If you’ve ever tried to read one of George R. R. Martin’s books in his Song of Ice and Fire series, then you know it’s going to take some time, as the books are typically over a thousand pages long. Even reading newspaper articles or Facebook updates, let alone full–length novels, can be difficult to fit into a busy schedule. With so many people using e–readers on the go, it’s clear that there is a need for faster reading.

Going as far back as the 1950s, speed–reading techniques have been a popular way to attempt to read a lot of text in a short time frame. In 1958, schoolteacher Evelyn Wood discovered that if she swept her finger along the page as she read, her reading speed was greatly increased. In the years since, speed–reading has remained attractive to readers who lead a busy lifestyle, and these days, they seem to be everywhere.

A new speed–reading app called Spritz promises to change the way we read and how we think about reading. The app uses a form of rapid serial visual presentation, or RSVP, which displays one word at a time, allowing your eye to stay in one place, thus increasing reading speed. Spritz developers boast that some people are reading at over 1,000 words per minute, allowing them to read even on small screens without having to zoom in or squint.

While Spritz is not the first digital speed-reader, it does offer something that traditional RSVP platforms don’t, and the developers says this makes Spritz unique and more likely to work with more people. Spritz utilizes a person’s natural “optimal recognition point,” or ORP, which is the place in a word that the eye looks for when reading. Spritz places every word in the same place, with the ORP highlighted in red, so that the eye has an easier time understanding the entire word at first glance. This allows for quicker reading and better comprehension.

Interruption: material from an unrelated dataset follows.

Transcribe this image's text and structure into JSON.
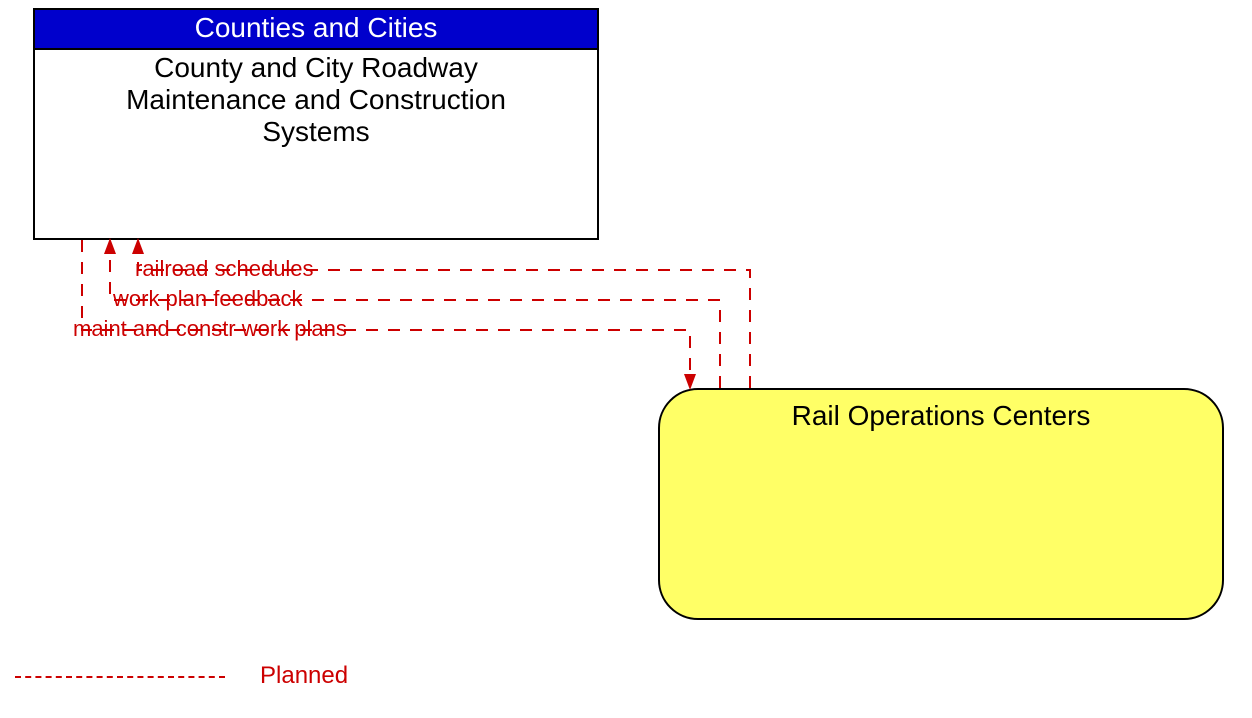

In the Atlantic article “Is Speed Reading Possible?” writer Olga Khazan interviewed Keith Rayner, a psycholinguist at the University of Massachusetts Amherst. Rayner believes “all speed–reading claims are nonsensical,” and notes that after reading a few sentences using RSVP, “comprehension breaks down because words are coming at you faster than you can deal with them.”

The Spritz site doesn’t seem concerned with comprehension difficulties, but it does suggest that, while you could read a book in a day, you might not want to. ”Keep in mind that just because you’ve got a Ferrari, driving it around town at 200 mph is probably a bad idea,” the Spritz developers say. “You’ll find that you’ve got your own personal speed that feels just right for almost every kind of content.” A similar idea was used for the Stride and Prejudice app, an endless runner that allows players to read the entirety of Jane Austen’s Pride and Prejudice, and which I wrote about in a previous blog entry.

While the tools Spritz uses are not necessarily original, the introduction of new technology such as smartphones and smart watches, united with our newfound need for speed and the desire to consume as much information as possible in as short an amount of time as possible, makes this the perfect time for such an invention. It begs the question: What will books of the future look like? We already have the growing popularity of ebooks and e–readers; perhaps one day in the not–so–distant future, we will all be reading books on a watch, as stories appear on the screen one word at a time.

Did You Know?

One way to read, but not take up too much of your time, is to subscribe to the email book service DailyLit, offered by Plympton. DailyLit sends you excerpts from a text every day to read. You can choose to have short excerpts or long excerpts, as well as when you want to receive the little bits of story; you can then read them at your own leisure. In this way, whenever you find yourself with a couple of free minutes, you have something to read on your mobile device or laptop—so long as you have access to your email. Like speed–reading, getting little chunks of books a day is a way to try to make reading easier and more convenient.

Rooster, on the other hand, is a sister service that was also developed by Plympton. It comes in the form of an app (currently only compatible with the iPhone or other iOS 7 devices) that requires a paid subscription, and with that subscription, you are given 15–minute chunks of pre–chosen books. Rooster’s aim is to take the guesswork (and frustration) out of choosing content. While to some it may not be appealing to have what you’re reading chosen for you, it might be attractive to others who become exasperated by the task of sorting through a lot of content during which time they could be reading instead.